• Your objective: Where does the word "avatar" appear in the data? Copy every line that holds it.

• Data records:
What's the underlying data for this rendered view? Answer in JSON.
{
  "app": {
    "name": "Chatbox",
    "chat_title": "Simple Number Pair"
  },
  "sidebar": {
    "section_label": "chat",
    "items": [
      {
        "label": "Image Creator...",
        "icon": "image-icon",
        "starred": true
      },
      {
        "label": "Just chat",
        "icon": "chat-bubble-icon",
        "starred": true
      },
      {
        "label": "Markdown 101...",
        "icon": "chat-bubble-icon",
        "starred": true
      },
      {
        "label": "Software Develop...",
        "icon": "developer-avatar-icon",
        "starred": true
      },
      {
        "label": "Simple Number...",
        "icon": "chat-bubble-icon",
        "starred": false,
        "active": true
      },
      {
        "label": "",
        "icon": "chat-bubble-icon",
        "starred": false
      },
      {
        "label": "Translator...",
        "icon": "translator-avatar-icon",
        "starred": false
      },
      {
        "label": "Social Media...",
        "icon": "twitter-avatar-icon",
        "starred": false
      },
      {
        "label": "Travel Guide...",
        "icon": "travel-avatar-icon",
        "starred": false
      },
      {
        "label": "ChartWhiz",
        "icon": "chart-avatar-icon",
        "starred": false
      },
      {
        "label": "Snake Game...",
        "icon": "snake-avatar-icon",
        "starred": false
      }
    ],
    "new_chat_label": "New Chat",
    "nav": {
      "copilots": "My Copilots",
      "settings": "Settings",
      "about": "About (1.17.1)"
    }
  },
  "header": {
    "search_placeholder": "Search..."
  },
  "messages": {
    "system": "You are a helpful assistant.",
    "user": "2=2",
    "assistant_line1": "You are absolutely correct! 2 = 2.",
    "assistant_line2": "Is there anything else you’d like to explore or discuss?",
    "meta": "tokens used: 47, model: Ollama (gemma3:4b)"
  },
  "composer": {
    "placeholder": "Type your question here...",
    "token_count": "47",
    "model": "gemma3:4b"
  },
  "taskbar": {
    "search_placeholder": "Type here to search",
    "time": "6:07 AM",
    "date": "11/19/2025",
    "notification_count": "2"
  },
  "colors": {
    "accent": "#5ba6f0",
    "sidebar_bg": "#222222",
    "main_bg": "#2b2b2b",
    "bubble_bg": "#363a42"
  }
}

• Reply:
        "icon": "developer-avatar-icon",
        "icon": "translator-avatar-icon",
        "icon": "twitter-avatar-icon",
        "icon": "travel-avatar-icon",
        "icon": "chart-avatar-icon",
        "icon": "snake-avatar-icon",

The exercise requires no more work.